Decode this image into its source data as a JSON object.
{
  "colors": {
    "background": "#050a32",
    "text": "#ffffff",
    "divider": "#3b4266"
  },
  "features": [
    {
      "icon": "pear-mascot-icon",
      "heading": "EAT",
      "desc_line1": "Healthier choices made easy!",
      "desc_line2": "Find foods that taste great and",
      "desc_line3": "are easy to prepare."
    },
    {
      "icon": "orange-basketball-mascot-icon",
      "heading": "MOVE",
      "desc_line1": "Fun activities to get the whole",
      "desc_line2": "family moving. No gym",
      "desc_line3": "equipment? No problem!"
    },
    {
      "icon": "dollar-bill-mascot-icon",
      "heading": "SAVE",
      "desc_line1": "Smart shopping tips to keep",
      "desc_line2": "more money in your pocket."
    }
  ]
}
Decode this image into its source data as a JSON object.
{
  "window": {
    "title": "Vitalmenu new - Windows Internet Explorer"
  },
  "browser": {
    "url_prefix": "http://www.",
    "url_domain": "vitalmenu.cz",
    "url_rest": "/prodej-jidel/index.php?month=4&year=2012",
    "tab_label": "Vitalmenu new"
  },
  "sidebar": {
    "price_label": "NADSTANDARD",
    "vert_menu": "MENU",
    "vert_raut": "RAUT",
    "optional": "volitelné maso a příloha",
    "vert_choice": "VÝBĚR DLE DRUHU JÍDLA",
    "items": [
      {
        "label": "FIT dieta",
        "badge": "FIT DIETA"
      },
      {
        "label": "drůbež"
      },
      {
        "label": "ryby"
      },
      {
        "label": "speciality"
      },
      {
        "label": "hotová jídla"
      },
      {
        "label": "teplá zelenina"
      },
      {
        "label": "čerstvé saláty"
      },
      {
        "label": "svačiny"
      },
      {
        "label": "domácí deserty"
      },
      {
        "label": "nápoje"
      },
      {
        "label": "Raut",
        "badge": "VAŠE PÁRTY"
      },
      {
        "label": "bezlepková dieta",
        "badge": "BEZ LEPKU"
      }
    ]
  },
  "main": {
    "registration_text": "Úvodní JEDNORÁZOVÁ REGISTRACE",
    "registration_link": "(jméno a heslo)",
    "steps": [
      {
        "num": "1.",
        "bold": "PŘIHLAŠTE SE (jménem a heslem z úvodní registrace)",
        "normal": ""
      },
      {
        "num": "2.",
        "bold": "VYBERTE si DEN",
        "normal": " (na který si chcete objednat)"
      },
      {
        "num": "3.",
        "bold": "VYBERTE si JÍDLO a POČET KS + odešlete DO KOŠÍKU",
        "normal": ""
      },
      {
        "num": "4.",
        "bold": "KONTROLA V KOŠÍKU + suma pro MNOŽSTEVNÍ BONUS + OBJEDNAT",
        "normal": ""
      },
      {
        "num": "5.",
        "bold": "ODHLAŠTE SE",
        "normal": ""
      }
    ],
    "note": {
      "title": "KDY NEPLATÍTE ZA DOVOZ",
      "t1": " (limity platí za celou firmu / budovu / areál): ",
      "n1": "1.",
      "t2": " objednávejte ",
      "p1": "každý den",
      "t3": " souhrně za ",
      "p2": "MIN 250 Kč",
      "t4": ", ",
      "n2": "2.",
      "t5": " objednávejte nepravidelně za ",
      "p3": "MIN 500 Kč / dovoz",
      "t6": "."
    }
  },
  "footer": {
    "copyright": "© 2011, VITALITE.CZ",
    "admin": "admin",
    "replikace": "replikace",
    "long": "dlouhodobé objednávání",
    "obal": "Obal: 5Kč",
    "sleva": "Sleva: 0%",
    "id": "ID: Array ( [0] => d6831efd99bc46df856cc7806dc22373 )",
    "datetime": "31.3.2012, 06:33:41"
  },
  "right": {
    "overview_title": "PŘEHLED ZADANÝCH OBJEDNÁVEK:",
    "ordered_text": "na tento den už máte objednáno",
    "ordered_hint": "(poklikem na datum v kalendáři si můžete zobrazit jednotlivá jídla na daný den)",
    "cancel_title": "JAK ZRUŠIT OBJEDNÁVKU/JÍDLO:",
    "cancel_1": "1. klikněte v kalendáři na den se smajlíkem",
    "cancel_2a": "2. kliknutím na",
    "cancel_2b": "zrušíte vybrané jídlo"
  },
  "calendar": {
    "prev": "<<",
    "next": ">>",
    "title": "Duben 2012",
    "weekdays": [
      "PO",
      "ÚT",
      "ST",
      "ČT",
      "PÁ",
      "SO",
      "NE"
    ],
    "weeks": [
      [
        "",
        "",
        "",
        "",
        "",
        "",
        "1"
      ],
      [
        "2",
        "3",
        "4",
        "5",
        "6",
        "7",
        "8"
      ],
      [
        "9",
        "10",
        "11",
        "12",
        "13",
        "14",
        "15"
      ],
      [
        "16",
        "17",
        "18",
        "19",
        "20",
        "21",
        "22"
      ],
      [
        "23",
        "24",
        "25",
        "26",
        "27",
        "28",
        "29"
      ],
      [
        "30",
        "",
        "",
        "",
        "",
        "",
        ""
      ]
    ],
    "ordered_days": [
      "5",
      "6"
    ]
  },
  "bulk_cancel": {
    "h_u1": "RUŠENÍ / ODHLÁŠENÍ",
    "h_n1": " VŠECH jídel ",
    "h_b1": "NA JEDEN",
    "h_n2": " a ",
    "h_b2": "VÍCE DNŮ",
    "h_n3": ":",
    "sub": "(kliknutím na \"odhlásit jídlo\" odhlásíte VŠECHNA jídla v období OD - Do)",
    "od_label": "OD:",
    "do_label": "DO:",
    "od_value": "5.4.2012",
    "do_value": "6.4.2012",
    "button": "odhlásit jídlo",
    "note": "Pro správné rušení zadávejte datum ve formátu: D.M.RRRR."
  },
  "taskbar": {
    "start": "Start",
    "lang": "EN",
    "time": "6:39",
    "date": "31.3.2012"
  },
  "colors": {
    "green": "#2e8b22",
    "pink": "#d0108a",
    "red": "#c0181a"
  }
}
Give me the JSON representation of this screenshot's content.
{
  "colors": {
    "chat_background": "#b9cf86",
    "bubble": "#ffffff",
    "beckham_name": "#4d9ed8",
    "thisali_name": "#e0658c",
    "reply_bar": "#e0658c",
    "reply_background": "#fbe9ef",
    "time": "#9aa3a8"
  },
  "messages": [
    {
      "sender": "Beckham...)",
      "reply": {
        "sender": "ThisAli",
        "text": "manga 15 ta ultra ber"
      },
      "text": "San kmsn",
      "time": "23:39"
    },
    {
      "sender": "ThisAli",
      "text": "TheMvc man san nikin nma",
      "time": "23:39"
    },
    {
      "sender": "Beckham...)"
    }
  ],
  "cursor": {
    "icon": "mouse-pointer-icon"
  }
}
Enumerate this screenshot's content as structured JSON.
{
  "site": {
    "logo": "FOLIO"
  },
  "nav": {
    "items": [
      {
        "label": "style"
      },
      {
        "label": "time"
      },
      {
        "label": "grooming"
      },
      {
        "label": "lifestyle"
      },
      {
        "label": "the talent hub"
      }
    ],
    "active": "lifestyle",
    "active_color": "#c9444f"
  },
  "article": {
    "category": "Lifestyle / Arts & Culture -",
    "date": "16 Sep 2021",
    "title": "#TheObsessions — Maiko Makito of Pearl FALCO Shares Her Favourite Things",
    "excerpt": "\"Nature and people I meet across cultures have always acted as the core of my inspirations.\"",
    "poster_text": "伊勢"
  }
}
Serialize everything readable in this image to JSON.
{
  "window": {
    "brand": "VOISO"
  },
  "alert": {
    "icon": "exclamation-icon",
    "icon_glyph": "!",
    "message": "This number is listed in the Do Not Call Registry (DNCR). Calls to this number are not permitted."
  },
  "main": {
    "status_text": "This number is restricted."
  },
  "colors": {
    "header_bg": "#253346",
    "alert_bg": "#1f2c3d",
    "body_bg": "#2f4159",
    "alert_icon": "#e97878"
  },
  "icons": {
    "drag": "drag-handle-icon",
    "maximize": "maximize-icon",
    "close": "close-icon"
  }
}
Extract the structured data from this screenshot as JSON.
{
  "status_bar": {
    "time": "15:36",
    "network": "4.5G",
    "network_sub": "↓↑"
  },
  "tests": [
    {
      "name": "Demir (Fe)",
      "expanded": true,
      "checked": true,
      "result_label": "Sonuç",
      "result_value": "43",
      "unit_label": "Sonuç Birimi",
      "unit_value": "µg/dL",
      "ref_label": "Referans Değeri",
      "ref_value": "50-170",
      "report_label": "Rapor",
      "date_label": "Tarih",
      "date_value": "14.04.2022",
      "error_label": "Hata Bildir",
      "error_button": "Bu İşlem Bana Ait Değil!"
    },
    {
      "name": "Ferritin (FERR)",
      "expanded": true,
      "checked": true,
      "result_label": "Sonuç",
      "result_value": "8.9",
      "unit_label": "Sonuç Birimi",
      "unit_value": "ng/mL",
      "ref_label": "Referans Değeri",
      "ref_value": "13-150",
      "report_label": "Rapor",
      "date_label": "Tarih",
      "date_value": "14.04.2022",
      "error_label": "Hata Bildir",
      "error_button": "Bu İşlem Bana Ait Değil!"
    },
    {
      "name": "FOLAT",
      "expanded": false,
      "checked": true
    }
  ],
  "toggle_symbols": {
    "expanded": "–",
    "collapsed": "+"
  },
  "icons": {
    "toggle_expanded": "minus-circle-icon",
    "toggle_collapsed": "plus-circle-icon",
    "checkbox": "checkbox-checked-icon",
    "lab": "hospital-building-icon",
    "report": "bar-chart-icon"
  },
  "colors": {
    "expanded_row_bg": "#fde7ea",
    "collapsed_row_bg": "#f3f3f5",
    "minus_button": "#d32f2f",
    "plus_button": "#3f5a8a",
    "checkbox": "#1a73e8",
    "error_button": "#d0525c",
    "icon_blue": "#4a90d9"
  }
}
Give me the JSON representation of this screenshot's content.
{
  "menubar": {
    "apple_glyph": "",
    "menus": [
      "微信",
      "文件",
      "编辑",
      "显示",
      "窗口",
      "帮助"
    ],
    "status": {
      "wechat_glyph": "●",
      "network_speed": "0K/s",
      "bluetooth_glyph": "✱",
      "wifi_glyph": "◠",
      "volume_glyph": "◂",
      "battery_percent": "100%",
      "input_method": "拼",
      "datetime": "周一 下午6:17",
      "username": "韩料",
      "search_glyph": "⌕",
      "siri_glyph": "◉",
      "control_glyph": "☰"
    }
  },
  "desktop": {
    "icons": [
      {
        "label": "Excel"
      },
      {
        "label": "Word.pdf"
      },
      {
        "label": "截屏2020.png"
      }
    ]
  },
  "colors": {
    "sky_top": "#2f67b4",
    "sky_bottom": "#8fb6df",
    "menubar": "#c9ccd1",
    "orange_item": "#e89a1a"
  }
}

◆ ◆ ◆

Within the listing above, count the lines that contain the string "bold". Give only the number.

PROBLEM SOLUTION =>
5